After a devastating bout ofÂ H1N1Â (swine flu) in 2009 when he was just 5 years old, Boo spent nearly 500 days in Childrenâ€™s Hospital of New Orleans. After multiple surgeries, numerous transfusions, and months of uncertainty, he recovered and survived despite the odds. But he was left with renal failure, dangerously high pulmonary pressure, and susceptibility for recurring infections. Doctors told the family that he would never be a candidate for a transplant, and was destined for a life of dialysis and complications from the high pressure and infections.
Determined to find hope, Robert and Renee Maddox brought their son to Mayo Clinic last winter and met with the kidney transplant team. [...]
After heart surgery, Deshawn Corbin can run, jump and swim like a kid ... for the first time
Deshawn Corbin is just 15 years old. But heâ€™s already experienced more life than most people many times his age.
Deshawn was born with complex congenital heart disease that affected the way blood traveled through his body and kept him from getting enough oxygen. His teenage mother, whoâ€™d had no prenatal care, realized she would be unable to care for a child with such special needs and gave him up for adoption. On the day he was born, Deshawn became a ward of the state and had his first open heart surgery. [...]
When Ernesto Boleaga learned that he needed a kidney transplant, the perfect donor, his identical twin brother, Jose Luis, was ready and willing to help. And because the Boleagas have the same genetic make-up, Ernestoâ€™s body accepted Jose Luisâ€™ kidney as its own.
For most patients, however, an identical twin donor isnâ€™t an option, and they need to take medication to suppress their immune system so the body doesn't reject their new kidney. Doctors at Mayo Clinic want to change that.
The video below shows the Boleagaâ€™s story and how Mayo Clinic physicians are researching ways to grow organs from a patientâ€™s own stem cells. It's called regenerative medicine, and it offers hope for a solution to organ rejection.
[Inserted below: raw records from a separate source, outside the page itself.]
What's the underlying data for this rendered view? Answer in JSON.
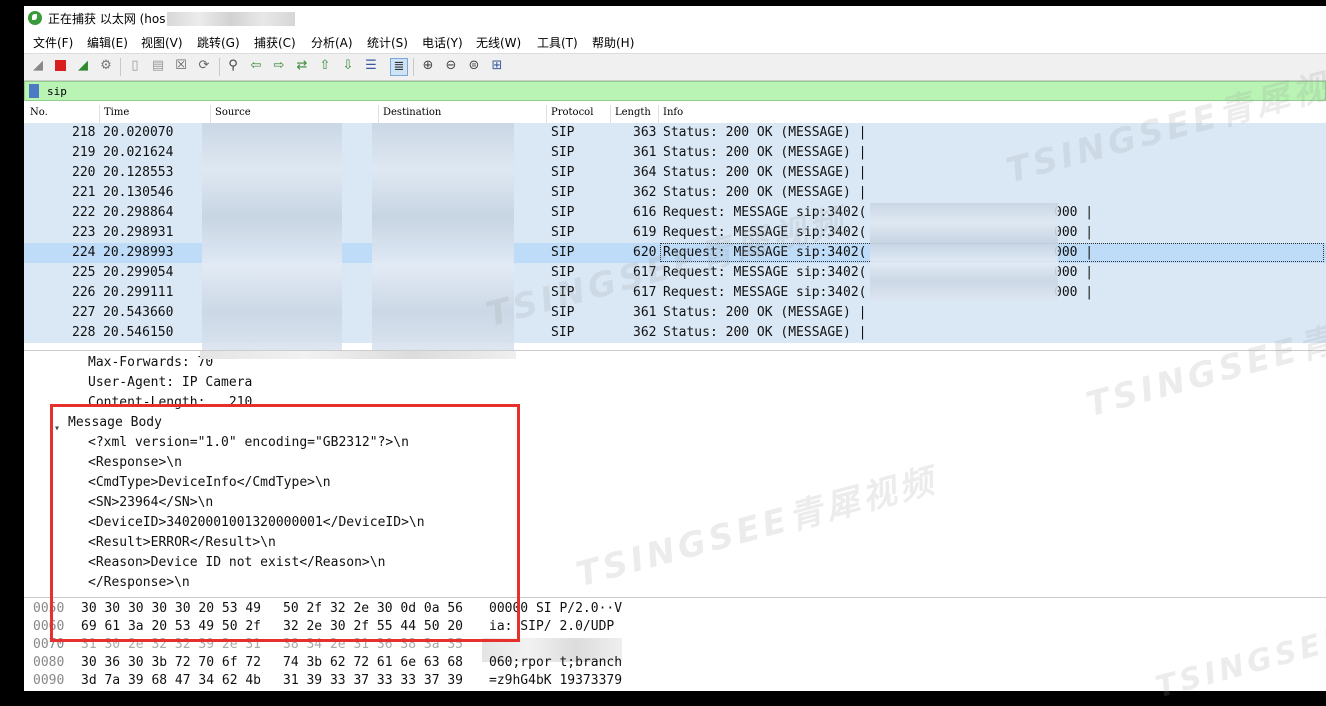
{
  "window": {
    "title": "正在捕获 以太网 (hos"
  },
  "menu": [
    "文件(F)",
    "编辑(E)",
    "视图(V)",
    "跳转(G)",
    "捕获(C)",
    "分析(A)",
    "统计(S)",
    "电话(Y)",
    "无线(W)",
    "工具(T)",
    "帮助(H)"
  ],
  "toolbar_icons": [
    "shark-fin-icon",
    "stop-icon",
    "restart-icon",
    "options-gear-icon",
    "open-file-icon",
    "save-file-icon",
    "close-file-icon",
    "reload-icon",
    "find-icon",
    "back-icon",
    "forward-icon",
    "go-to-packet-icon",
    "first-packet-icon",
    "last-packet-icon",
    "auto-scroll-icon",
    "colorize-icon",
    "zoom-in-icon",
    "zoom-out-icon",
    "normal-size-icon",
    "resize-columns-icon"
  ],
  "filter": {
    "value": "sip"
  },
  "columns": [
    "No.",
    "Time",
    "Source",
    "Destination",
    "Protocol",
    "Length",
    "Info"
  ],
  "packets": [
    {
      "no": "218",
      "time": "20.020070",
      "protocol": "SIP",
      "length": "363",
      "info": "Status: 200 OK (MESSAGE) |"
    },
    {
      "no": "219",
      "time": "20.021624",
      "protocol": "SIP",
      "length": "361",
      "info": "Status: 200 OK (MESSAGE) |"
    },
    {
      "no": "220",
      "time": "20.128553",
      "protocol": "SIP",
      "length": "364",
      "info": "Status: 200 OK (MESSAGE) |"
    },
    {
      "no": "221",
      "time": "20.130546",
      "protocol": "SIP",
      "length": "362",
      "info": "Status: 200 OK (MESSAGE) |"
    },
    {
      "no": "222",
      "time": "20.298864",
      "protocol": "SIP",
      "length": "616",
      "info": "Request: MESSAGE sip:3402(",
      "info_tail": "000 |"
    },
    {
      "no": "223",
      "time": "20.298931",
      "protocol": "SIP",
      "length": "619",
      "info": "Request: MESSAGE sip:3402(",
      "info_tail": "000 |"
    },
    {
      "no": "224",
      "time": "20.298993",
      "protocol": "SIP",
      "length": "620",
      "info": "Request: MESSAGE sip:3402(",
      "info_tail": "000 |"
    },
    {
      "no": "225",
      "time": "20.299054",
      "protocol": "SIP",
      "length": "617",
      "info": "Request: MESSAGE sip:3402(",
      "info_tail": "000 |"
    },
    {
      "no": "226",
      "time": "20.299111",
      "protocol": "SIP",
      "length": "617",
      "info": "Request: MESSAGE sip:3402(",
      "info_tail": "000 |"
    },
    {
      "no": "227",
      "time": "20.543660",
      "protocol": "SIP",
      "length": "361",
      "info": "Status: 200 OK (MESSAGE) |"
    },
    {
      "no": "228",
      "time": "20.546150",
      "protocol": "SIP",
      "length": "362",
      "info": "Status: 200 OK (MESSAGE) |"
    }
  ],
  "details": {
    "max_forwards": "Max-Forwards: 70",
    "user_agent": "User-Agent: IP Camera",
    "content_length": "Content-Length:   210",
    "message_body_label": "Message Body",
    "body_lines": [
      "<?xml version=\"1.0\" encoding=\"GB2312\"?>\\n",
      "<Response>\\n",
      "<CmdType>DeviceInfo</CmdType>\\n",
      "<SN>23964</SN>\\n",
      "<DeviceID>34020001001320000001</DeviceID>\\n",
      "<Result>ERROR</Result>\\n",
      "<Reason>Device ID not exist</Reason>\\n",
      "</Response>\\n"
    ]
  },
  "bytes": [
    {
      "offset": "0050",
      "hex1": "30 30 30 30 30 20 53 49",
      "hex2": "50 2f 32 2e 30 0d 0a 56",
      "ascii": "00000 SI P/2.0··V"
    },
    {
      "offset": "0060",
      "hex1": "69 61 3a 20 53 49 50 2f",
      "hex2": "32 2e 30 2f 55 44 50 20",
      "ascii": "ia: SIP/ 2.0/UDP "
    },
    {
      "offset": "0070",
      "hex1": "31 30 2e 32 32 39 2e 31",
      "hex2": "38 34 2e 31 36 38 3a 35",
      "ascii": ""
    },
    {
      "offset": "0080",
      "hex1": "30 36 30 3b 72 70 6f 72",
      "hex2": "74 3b 62 72 61 6e 63 68",
      "ascii": "060;rpor t;branch"
    },
    {
      "offset": "0090",
      "hex1": "3d 7a 39 68 47 34 62 4b",
      "hex2": "31 39 33 37 33 33 37 39",
      "ascii": "=z9hG4bK 19373379"
    }
  ],
  "watermark": "TSINGSEE青犀视频",
  "colors": {
    "row_bg": "#dae8f6",
    "row_selected": "#bedcf8",
    "filter_bg": "#b9f4b5",
    "highlight_box": "#e6302c"
  }
}
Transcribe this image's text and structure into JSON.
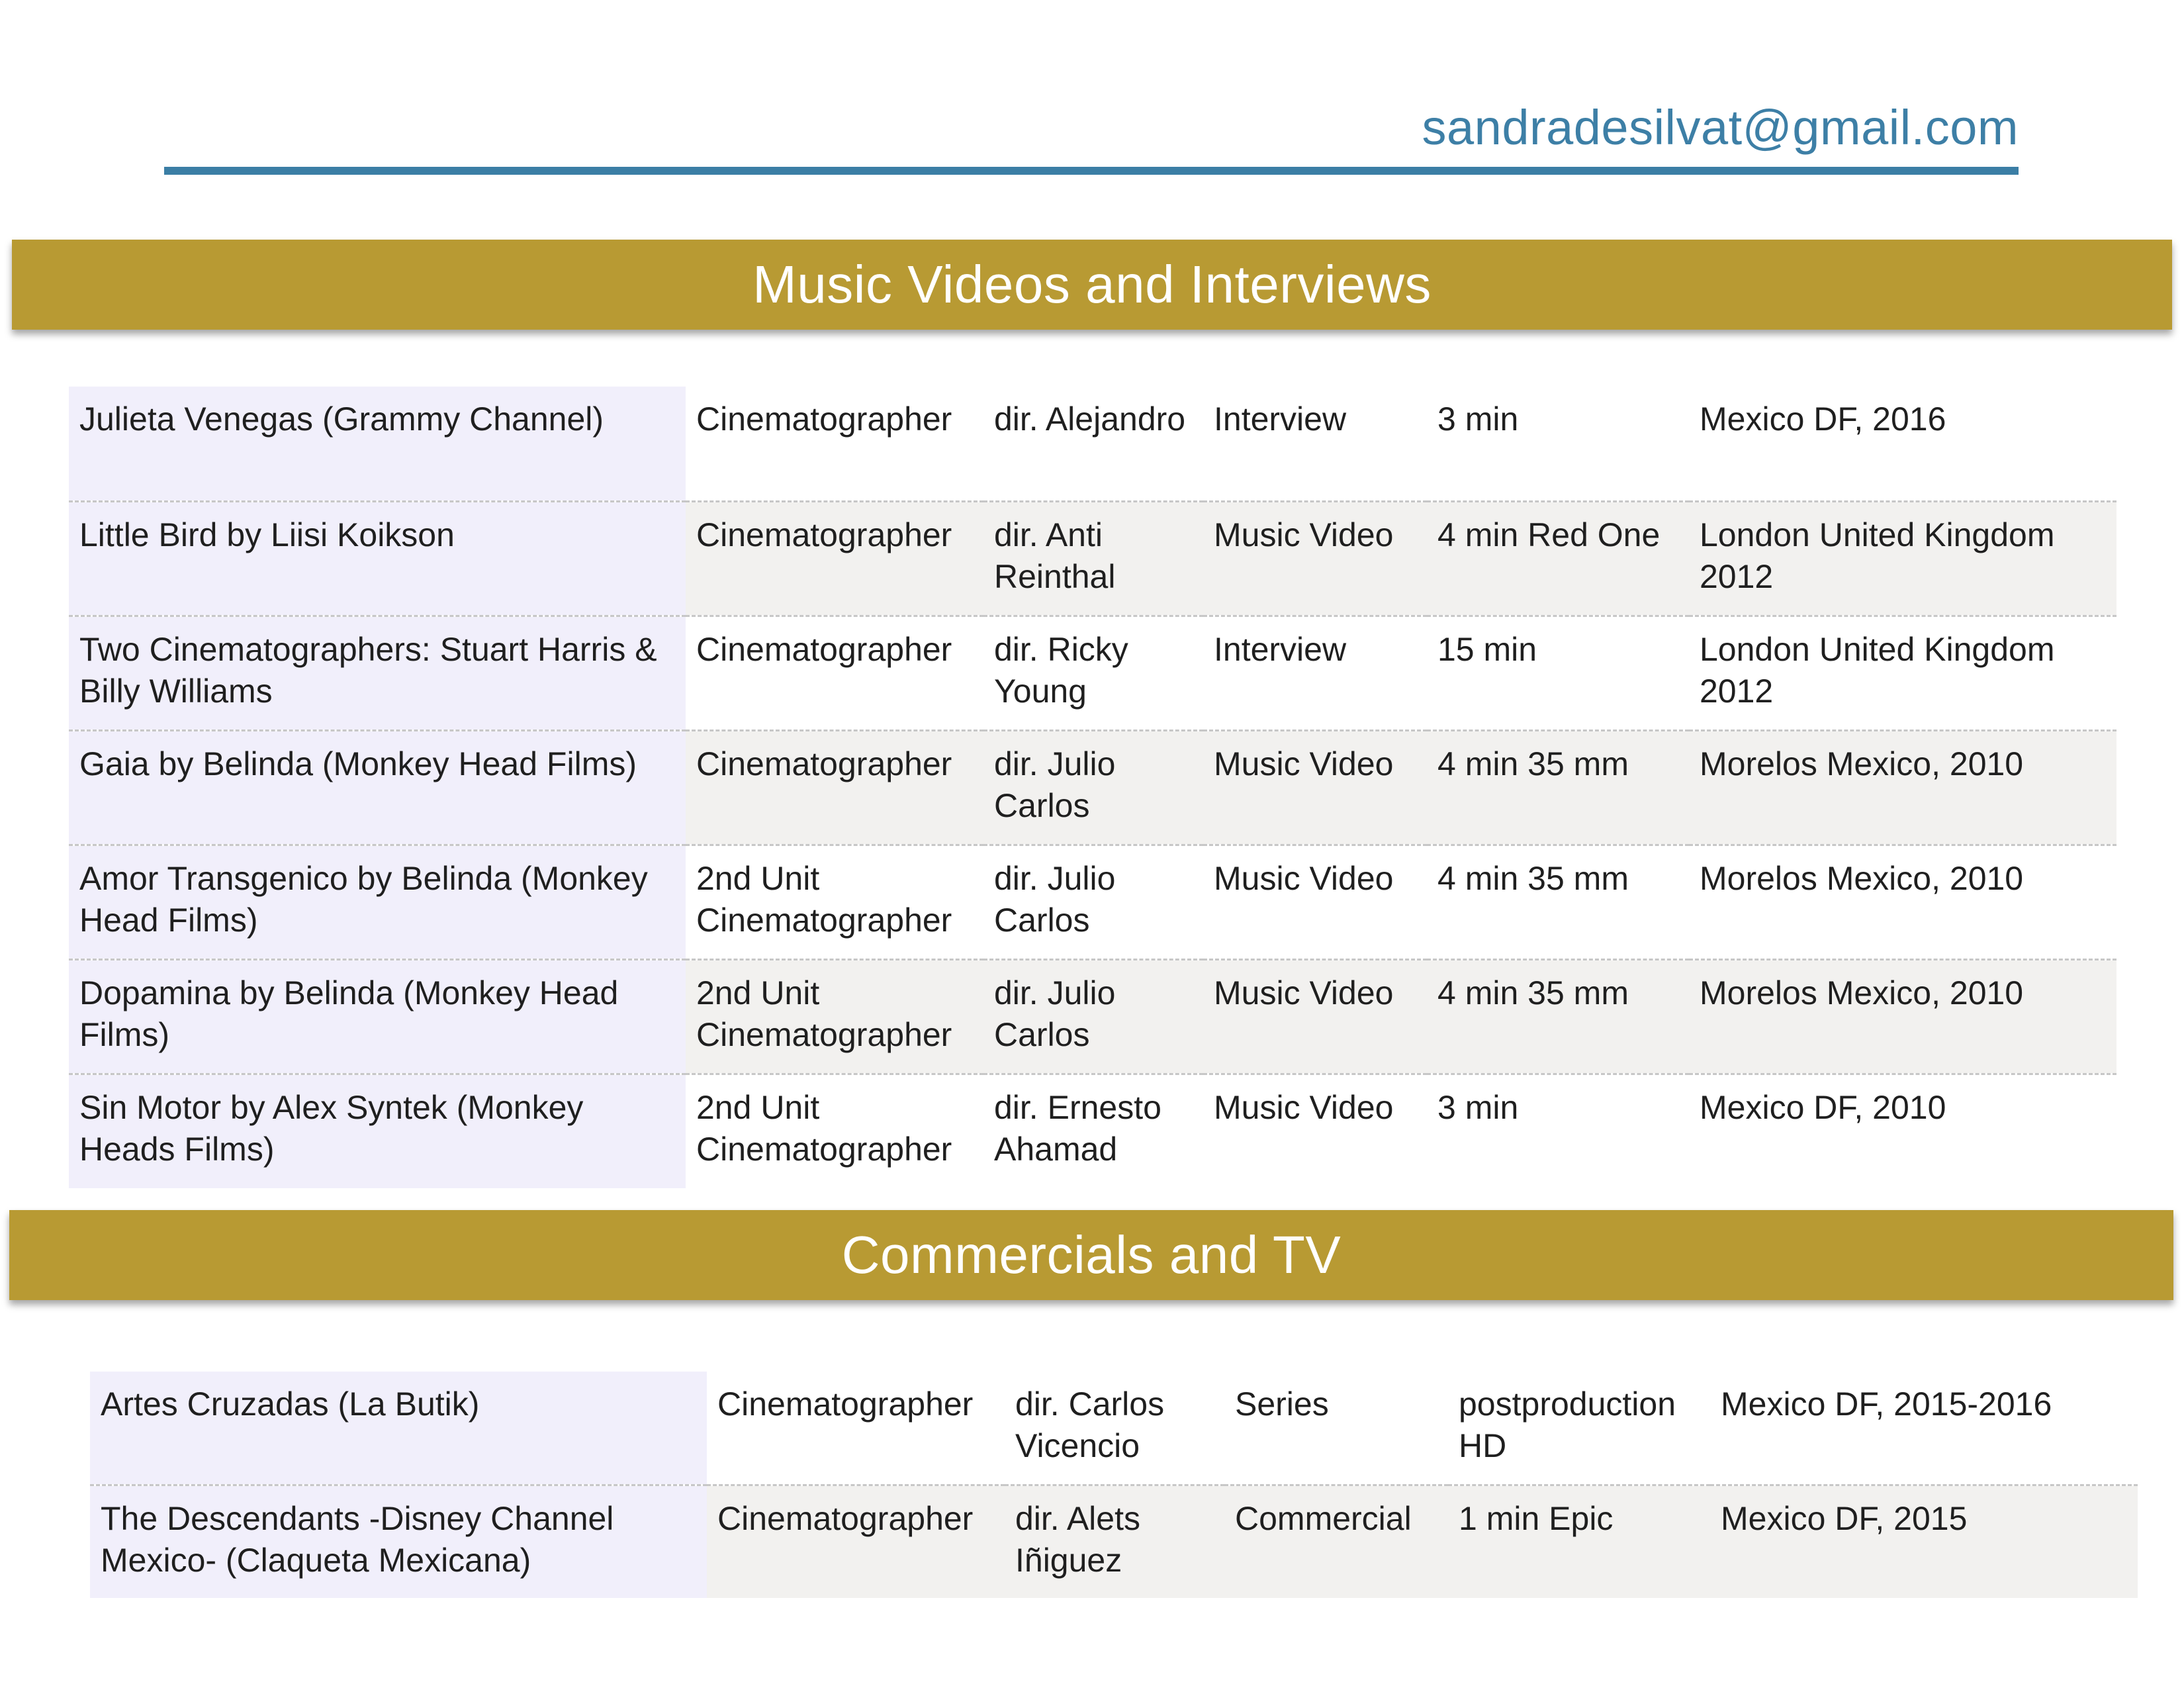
{
  "header": {
    "email": "sandradesilvat@gmail.com"
  },
  "sections": [
    {
      "title": "Music Videos and Interviews",
      "rows": [
        [
          "Julieta Venegas (Grammy Channel)",
          "Cinematographer",
          "dir. Alejandro",
          "Interview",
          "3 min",
          "Mexico DF, 2016"
        ],
        [
          "Little Bird by Liisi Koikson",
          "Cinematographer",
          "dir. Anti Reinthal",
          "Music Video",
          "4 min Red One",
          "London United Kingdom 2012"
        ],
        [
          "Two Cinematographers: Stuart Harris & Billy Williams",
          "Cinematographer",
          "dir. Ricky Young",
          "Interview",
          "15 min",
          "London United Kingdom 2012"
        ],
        [
          "Gaia by Belinda (Monkey Head Films)",
          "Cinematographer",
          "dir. Julio Carlos",
          "Music Video",
          "4 min 35 mm",
          "Morelos Mexico, 2010"
        ],
        [
          "Amor Transgenico by Belinda (Monkey Head Films)",
          "2nd Unit Cinematographer",
          "dir. Julio Carlos",
          "Music Video",
          "4 min 35 mm",
          "Morelos Mexico, 2010"
        ],
        [
          "Dopamina by Belinda (Monkey Head Films)",
          "2nd Unit Cinematographer",
          "dir. Julio Carlos",
          "Music Video",
          "4 min 35 mm",
          "Morelos Mexico, 2010"
        ],
        [
          "Sin Motor by Alex Syntek (Monkey Heads Films)",
          "2nd Unit Cinematographer",
          "dir. Ernesto Ahamad",
          "Music Video",
          "3 min",
          "Mexico DF, 2010"
        ]
      ]
    },
    {
      "title": "Commercials and TV",
      "rows": [
        [
          "Artes Cruzadas (La Butik)",
          "Cinematographer",
          "dir. Carlos Vicencio",
          "Series",
          "postproduction HD",
          "Mexico DF, 2015-2016"
        ],
        [
          "The Descendants -Disney Channel Mexico- (Claqueta Mexicana)",
          "Cinematographer",
          "dir. Alets Iñiguez",
          "Commercial",
          "1 min Epic",
          "Mexico DF, 2015"
        ]
      ]
    }
  ]
}
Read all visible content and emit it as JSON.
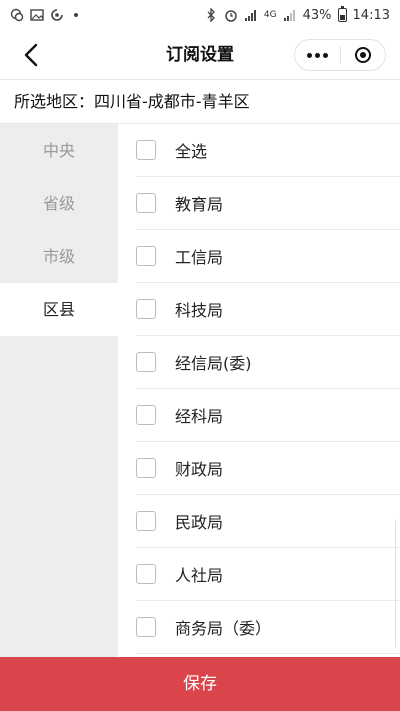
{
  "status_bar": {
    "signal_text": "4G",
    "battery_percent": "43%",
    "time": "14:13",
    "icons": [
      "wechat-icon",
      "image-icon",
      "sync-icon",
      "bluetooth-icon",
      "alarm-icon",
      "signal-icon",
      "battery-icon"
    ]
  },
  "navbar": {
    "title": "订阅设置",
    "icons": [
      "back-arrow-icon",
      "more-dots-icon",
      "close-target-icon"
    ]
  },
  "region": {
    "label": "所选地区：",
    "value": "四川省-成都市-青羊区"
  },
  "categories": [
    {
      "label": "中央",
      "active": false
    },
    {
      "label": "省级",
      "active": false
    },
    {
      "label": "市级",
      "active": false
    },
    {
      "label": "区县",
      "active": true
    }
  ],
  "items": [
    {
      "label": "全选",
      "checked": false
    },
    {
      "label": "教育局",
      "checked": false
    },
    {
      "label": "工信局",
      "checked": false
    },
    {
      "label": "科技局",
      "checked": false
    },
    {
      "label": "经信局(委)",
      "checked": false
    },
    {
      "label": "经科局",
      "checked": false
    },
    {
      "label": "财政局",
      "checked": false
    },
    {
      "label": "民政局",
      "checked": false
    },
    {
      "label": "人社局",
      "checked": false
    },
    {
      "label": "商务局（委）",
      "checked": false
    }
  ],
  "save_button": {
    "label": "保存"
  },
  "colors": {
    "accent": "#d9454a",
    "sidebar_bg": "#ededed",
    "inactive_text": "#999999"
  }
}
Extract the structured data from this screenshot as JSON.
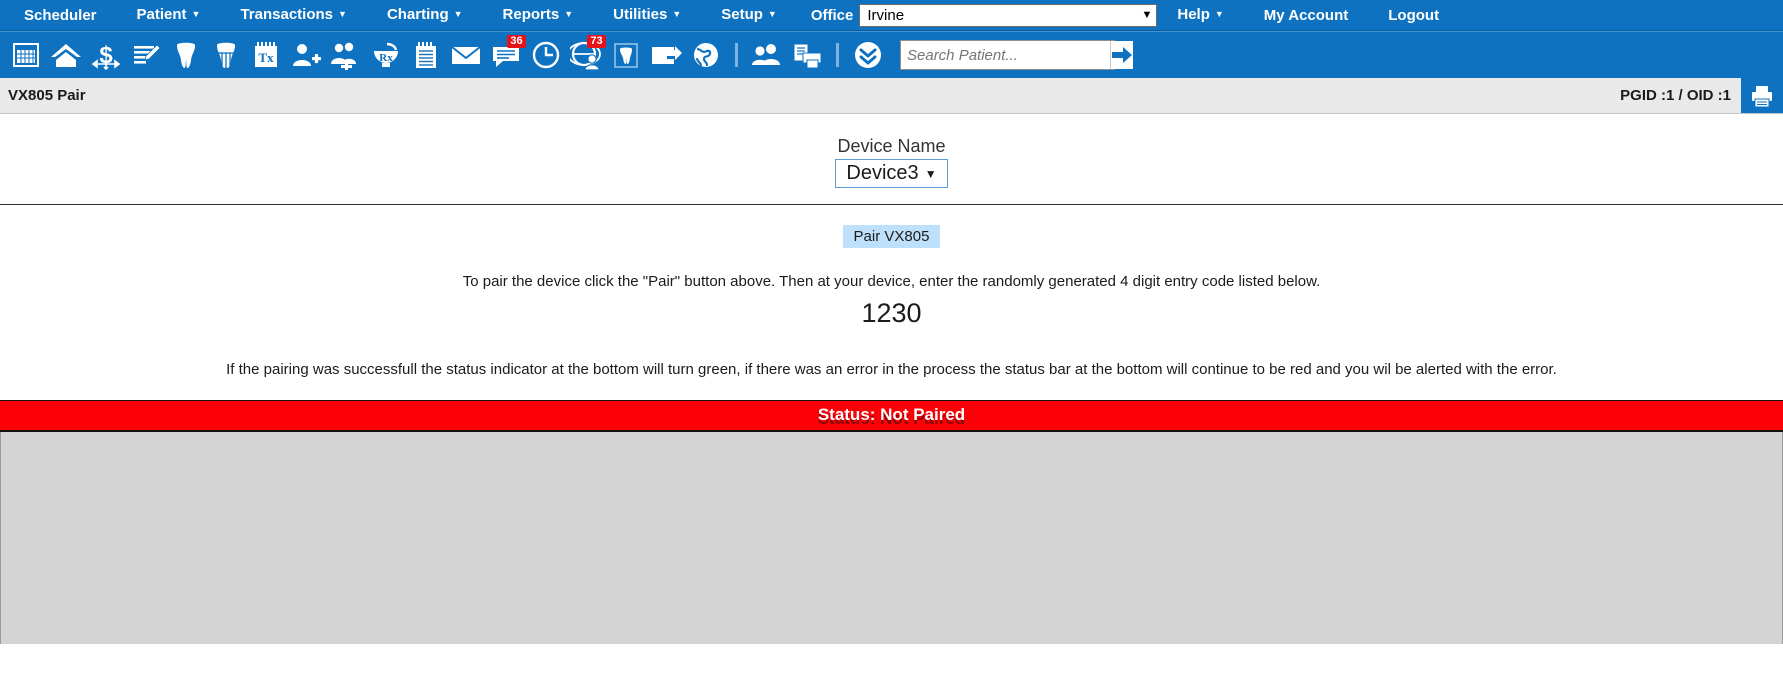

A patient in need of transplant touches Dr. Phil Fischer's heart and prompts him to explore living donation. As a result, a patient in need of a kidney lives on, enjoying her grandchildren, golfing and dancing. Â
The shortage of deceased donor organs has reached a crisis, with almost 120,000 people in need of a lifesaving organ nationwide. More than 3,000 of those people are Mayo Clinic patients. But for kidney, liver and bone marrow transplant patients, living donors can help shorten the wait time.
A recent survey found that nearly half of Americans would consider donating to a complete stranger â€” a statistic that has more than doubled in the past decade. It is becoming increasingly common for people to donate to family, friends and even strangers, so one of the 120,000 people on the wait list can receive the gift of renewed life.
One such donor is Phil Fischer, M.D., a pediatric and adolescent medicine physician at Mayo Clinic Childrenâ€™s Center. In this video interview, Dr. Fischer tells how a patient in need of a kidney transplant touched his heart and prompted him to explore anonymous living donation, sometimes referred to as good Samaritan, non-directed or altruistic donation. Dr. Fischerâ€™s selfless act of donation enabled a woman in need of a kidney to live a full life, enjoying her grandchildren and dancing.Â [...]